[Collection entries]
====================
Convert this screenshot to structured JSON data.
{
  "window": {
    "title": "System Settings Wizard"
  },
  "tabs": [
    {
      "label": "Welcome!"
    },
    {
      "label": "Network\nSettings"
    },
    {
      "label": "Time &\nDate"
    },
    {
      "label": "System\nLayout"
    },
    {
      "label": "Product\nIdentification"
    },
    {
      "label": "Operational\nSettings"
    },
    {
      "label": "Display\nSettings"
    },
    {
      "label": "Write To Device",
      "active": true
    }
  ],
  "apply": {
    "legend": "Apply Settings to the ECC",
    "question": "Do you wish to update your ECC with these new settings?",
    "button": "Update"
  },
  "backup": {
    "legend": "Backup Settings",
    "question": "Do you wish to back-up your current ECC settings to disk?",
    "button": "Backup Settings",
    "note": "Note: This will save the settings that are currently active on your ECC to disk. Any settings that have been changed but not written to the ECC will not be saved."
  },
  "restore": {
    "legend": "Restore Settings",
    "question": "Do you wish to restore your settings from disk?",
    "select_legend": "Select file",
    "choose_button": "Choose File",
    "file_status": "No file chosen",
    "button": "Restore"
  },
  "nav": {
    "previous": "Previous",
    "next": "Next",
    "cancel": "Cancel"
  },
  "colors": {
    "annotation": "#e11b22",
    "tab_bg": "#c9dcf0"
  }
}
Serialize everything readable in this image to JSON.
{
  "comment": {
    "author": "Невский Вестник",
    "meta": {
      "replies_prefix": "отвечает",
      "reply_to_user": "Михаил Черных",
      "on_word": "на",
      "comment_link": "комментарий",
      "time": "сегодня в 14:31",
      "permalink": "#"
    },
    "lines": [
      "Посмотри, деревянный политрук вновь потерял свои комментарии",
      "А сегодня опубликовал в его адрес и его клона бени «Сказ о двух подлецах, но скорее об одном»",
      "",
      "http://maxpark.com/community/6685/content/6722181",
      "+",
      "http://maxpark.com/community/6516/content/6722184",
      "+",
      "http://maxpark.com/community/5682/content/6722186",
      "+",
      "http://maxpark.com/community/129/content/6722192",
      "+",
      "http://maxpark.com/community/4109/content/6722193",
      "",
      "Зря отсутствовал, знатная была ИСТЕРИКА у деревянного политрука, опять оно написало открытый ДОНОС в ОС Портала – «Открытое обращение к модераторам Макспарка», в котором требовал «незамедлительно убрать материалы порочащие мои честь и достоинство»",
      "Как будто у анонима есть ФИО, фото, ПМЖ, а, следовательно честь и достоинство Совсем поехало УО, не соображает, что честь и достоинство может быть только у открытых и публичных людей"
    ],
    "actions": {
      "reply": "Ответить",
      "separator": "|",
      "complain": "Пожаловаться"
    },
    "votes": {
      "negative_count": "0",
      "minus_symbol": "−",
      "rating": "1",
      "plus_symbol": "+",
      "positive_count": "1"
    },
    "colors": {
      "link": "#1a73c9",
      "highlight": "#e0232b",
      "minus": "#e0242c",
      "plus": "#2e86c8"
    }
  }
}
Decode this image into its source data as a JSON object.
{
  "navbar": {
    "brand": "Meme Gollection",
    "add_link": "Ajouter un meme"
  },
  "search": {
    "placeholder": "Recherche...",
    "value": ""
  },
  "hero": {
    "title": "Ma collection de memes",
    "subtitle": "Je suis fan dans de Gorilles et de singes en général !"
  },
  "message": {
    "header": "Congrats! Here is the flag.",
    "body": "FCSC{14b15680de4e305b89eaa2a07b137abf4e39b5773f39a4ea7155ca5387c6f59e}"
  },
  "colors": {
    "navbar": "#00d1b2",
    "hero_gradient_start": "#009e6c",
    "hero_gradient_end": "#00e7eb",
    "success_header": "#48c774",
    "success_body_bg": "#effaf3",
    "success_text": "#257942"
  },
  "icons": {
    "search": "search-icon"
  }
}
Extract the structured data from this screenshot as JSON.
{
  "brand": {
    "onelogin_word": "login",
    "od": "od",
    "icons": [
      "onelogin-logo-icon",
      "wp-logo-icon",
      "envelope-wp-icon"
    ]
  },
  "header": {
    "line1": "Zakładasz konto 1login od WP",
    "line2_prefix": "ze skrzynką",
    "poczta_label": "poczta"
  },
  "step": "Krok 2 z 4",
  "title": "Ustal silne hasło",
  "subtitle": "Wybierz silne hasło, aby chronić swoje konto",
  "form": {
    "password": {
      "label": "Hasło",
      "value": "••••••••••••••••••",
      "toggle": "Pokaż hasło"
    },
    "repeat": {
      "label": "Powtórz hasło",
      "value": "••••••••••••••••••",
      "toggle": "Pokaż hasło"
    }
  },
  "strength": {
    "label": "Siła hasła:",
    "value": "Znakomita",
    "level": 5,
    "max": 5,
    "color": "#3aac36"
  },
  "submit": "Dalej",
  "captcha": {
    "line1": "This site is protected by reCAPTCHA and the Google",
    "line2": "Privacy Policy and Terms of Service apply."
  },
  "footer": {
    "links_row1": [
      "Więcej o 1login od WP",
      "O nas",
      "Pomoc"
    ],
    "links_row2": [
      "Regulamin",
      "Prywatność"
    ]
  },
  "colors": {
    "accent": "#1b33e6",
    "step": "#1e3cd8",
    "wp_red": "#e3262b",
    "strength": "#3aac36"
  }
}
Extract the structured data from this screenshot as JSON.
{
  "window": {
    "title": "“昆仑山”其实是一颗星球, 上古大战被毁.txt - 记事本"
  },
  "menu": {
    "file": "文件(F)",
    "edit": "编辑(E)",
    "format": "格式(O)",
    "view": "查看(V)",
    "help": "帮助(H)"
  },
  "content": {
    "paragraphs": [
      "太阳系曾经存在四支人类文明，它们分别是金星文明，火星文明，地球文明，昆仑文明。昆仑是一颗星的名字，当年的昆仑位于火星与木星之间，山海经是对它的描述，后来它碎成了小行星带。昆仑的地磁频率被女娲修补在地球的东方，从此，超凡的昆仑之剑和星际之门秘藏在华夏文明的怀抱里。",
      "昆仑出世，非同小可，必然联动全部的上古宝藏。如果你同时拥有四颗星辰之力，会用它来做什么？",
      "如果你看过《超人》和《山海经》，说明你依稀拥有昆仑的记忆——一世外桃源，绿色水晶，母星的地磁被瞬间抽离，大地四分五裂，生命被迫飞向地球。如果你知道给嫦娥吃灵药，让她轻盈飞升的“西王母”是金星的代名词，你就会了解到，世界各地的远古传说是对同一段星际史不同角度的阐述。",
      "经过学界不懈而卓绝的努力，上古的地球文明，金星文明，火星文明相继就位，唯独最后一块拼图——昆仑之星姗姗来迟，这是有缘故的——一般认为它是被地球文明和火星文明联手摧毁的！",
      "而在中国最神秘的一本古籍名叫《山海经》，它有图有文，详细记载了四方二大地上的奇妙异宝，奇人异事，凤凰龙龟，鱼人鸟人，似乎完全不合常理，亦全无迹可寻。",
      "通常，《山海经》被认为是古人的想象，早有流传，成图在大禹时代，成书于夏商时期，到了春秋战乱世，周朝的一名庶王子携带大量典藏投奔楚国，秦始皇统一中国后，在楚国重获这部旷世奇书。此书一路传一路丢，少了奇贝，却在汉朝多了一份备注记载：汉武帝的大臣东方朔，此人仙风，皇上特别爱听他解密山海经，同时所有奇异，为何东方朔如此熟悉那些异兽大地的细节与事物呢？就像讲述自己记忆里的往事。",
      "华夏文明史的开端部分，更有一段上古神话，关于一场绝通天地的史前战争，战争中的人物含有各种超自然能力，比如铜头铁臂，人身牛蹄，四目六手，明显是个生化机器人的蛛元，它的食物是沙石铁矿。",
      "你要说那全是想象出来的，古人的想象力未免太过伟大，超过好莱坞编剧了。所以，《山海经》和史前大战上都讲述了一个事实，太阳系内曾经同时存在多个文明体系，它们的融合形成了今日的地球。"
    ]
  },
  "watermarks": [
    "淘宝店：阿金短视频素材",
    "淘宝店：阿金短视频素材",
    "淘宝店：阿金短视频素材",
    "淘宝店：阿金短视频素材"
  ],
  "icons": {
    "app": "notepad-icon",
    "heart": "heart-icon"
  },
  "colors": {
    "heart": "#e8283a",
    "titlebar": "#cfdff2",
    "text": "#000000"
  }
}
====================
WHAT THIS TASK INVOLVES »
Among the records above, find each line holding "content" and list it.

EXPECTED ANSWER »
      "http://maxpark.com/community/6685/content/6722181",
      "http://maxpark.com/community/6516/content/6722184",
      "http://maxpark.com/community/5682/content/6722186",
      "http://maxpark.com/community/129/content/6722192",
      "http://maxpark.com/community/4109/content/6722193",
  "content": {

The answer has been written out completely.